Adobe InDesign is one of my favorite programs, and when I was forced to leave Creative Cloud because I could no longer afford it, I’ve spent a lot of time bitter because of software lock-in.* There are a lot of options for most parts of Adobe CC that have varying degrees of quality, but aside from Quark (which is expensive but does let you buy a copy without a subscription) there is no general-purpose software for print book design. (Don’t say Scribus. We’ll talk about Scribus in another blog post.) Enter Affinity Publisher. I’m trying out a beta right now, and my first feeling is very positive. I don’t know what it will sell for, but likely hundreds less than Quark or InDesign.
Let me start out by saying I’ve done almost nothing with this yet, so stay tuned to my page for updates about use. But my first feeling is very positive. Affinity Publisher looks very much like InDesign which means it should be very intuitive for a designer who has used InDesign in the past. I’ll explore the features in-depth soon, but it looks like it will be full-featured and intuitive.
Two features I never noticed in my quick scan of the software are booklet printing and ebook generation (it does export to pdf). Those are both very critical to a lot of users and could be deal breakers. However my suspicion is that those aren’t included just because it’s a beta. There is an enormous list image formats it exports to and I imagine epub is yet to come.
As I explore this software, I’ll let you know my feelings, but Affinity Designer is often highly recommended to me as a Photoshop alternative, and my suspicion is that Affinity Publisher is going to be the solution I–and people without a lot of money–need to replace InDesign finally.
You can try out the free beta here.

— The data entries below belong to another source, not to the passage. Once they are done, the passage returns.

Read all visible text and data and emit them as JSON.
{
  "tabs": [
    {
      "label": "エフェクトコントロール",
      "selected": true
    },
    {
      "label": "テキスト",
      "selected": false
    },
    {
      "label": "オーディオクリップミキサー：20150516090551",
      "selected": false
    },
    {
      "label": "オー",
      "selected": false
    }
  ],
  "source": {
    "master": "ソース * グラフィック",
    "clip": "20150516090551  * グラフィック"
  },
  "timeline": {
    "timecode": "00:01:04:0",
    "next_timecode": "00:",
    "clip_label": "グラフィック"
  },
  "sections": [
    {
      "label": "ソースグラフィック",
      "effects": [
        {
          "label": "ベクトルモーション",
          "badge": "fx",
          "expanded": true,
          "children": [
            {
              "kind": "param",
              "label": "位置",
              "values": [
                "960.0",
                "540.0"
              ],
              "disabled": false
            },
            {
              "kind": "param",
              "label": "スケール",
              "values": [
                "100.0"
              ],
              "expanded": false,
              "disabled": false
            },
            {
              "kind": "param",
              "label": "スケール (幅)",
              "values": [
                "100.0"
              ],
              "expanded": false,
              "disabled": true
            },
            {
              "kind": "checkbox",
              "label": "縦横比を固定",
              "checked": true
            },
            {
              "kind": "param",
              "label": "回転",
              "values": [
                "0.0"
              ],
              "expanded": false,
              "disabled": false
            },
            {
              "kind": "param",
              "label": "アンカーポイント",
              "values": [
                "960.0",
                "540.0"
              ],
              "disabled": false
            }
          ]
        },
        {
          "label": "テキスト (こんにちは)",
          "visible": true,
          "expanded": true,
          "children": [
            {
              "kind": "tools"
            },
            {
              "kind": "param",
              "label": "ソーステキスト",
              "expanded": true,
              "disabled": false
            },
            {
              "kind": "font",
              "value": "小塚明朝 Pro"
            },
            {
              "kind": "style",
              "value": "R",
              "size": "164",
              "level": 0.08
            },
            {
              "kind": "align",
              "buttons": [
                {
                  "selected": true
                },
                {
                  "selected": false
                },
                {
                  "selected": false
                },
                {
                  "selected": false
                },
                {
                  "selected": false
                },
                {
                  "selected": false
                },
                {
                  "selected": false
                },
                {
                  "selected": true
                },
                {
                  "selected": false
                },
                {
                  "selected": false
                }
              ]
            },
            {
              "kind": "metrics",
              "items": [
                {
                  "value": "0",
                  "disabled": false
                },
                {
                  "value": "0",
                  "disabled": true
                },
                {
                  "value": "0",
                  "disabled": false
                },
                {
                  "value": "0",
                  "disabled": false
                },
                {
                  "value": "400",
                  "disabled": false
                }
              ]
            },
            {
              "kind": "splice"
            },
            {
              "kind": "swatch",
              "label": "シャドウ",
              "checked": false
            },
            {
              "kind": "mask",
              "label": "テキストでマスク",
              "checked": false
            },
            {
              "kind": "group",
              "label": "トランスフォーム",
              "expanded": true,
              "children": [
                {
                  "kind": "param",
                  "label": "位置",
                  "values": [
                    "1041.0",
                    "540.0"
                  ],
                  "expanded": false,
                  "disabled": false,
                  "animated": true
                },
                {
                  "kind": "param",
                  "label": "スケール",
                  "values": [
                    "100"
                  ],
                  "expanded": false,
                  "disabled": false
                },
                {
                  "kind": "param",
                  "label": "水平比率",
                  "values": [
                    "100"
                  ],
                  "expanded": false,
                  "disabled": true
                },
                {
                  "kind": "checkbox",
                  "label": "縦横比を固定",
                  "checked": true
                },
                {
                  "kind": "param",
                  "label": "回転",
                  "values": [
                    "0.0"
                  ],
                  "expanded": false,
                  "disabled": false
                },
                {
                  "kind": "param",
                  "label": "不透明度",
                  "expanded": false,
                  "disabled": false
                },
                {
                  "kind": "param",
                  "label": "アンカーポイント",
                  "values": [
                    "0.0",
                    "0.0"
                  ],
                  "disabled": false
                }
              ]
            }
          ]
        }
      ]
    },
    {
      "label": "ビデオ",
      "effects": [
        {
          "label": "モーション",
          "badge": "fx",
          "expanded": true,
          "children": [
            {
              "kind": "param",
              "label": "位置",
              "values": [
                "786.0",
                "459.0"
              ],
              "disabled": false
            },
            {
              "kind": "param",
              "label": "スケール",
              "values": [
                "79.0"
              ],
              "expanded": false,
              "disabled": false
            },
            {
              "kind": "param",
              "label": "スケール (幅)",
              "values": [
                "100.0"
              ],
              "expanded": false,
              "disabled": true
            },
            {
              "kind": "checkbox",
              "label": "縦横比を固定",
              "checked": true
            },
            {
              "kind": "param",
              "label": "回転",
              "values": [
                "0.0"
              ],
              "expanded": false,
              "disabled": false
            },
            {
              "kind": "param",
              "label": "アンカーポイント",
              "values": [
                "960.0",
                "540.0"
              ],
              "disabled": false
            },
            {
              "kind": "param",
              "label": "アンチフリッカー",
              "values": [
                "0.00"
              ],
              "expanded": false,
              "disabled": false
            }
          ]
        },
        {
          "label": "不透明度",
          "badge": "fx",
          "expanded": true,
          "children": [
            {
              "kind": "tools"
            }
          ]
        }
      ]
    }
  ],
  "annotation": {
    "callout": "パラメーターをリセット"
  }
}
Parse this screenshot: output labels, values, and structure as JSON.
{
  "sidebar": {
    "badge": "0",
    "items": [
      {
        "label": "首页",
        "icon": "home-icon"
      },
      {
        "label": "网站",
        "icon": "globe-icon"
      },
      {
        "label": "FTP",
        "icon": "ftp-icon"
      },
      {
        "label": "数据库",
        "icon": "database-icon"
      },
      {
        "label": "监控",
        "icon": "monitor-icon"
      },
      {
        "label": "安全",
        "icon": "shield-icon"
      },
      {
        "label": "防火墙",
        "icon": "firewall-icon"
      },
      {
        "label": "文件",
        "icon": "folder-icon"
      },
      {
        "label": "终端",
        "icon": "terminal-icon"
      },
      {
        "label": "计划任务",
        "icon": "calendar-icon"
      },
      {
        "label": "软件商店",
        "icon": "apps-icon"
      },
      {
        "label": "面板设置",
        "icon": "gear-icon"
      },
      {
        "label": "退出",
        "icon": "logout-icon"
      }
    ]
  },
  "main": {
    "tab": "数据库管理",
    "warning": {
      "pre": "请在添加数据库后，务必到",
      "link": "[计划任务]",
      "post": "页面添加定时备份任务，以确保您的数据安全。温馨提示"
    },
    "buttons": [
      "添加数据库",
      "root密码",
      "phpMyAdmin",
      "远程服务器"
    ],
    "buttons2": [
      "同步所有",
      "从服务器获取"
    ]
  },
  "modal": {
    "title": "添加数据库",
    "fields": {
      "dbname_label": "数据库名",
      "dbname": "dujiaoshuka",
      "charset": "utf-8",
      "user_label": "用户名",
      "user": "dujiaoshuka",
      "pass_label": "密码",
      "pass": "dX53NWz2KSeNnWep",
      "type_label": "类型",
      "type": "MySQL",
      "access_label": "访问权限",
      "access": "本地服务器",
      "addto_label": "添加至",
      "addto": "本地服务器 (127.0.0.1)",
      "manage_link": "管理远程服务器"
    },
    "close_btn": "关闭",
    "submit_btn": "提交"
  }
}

* Software lock-in is when you no longer have access to your own digital files. Open source formats are a good solution to this.